• [The input]
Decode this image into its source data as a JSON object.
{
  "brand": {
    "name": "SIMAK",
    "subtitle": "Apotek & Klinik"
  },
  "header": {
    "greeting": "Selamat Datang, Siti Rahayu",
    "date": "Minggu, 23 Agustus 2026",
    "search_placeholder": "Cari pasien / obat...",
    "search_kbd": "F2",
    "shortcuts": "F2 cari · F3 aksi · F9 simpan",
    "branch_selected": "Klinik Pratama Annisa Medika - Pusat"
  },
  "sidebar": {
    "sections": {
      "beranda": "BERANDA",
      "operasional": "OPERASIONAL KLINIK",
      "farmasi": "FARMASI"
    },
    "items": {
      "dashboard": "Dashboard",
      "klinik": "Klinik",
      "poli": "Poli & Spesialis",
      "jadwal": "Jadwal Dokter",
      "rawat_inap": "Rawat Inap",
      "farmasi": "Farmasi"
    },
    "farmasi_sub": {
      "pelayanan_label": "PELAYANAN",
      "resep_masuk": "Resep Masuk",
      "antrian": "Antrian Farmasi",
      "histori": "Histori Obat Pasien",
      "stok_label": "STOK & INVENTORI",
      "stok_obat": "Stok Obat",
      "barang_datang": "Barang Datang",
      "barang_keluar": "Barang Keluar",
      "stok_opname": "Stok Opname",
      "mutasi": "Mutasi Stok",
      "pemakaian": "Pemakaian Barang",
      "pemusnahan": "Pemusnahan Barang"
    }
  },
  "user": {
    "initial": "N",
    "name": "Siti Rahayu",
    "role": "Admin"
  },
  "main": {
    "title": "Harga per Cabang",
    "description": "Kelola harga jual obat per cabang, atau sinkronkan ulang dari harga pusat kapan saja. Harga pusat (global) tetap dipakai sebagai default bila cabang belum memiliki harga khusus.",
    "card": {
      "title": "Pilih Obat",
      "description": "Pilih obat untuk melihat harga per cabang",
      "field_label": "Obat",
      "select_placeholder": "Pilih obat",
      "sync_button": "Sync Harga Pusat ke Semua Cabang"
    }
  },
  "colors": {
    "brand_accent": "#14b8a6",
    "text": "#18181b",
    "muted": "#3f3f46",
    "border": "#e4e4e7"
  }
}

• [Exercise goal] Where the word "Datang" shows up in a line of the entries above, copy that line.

• [Answer space]
    "greeting": "Selamat Datang, Siti Rahayu",
      "barang_datang": "Barang Datang",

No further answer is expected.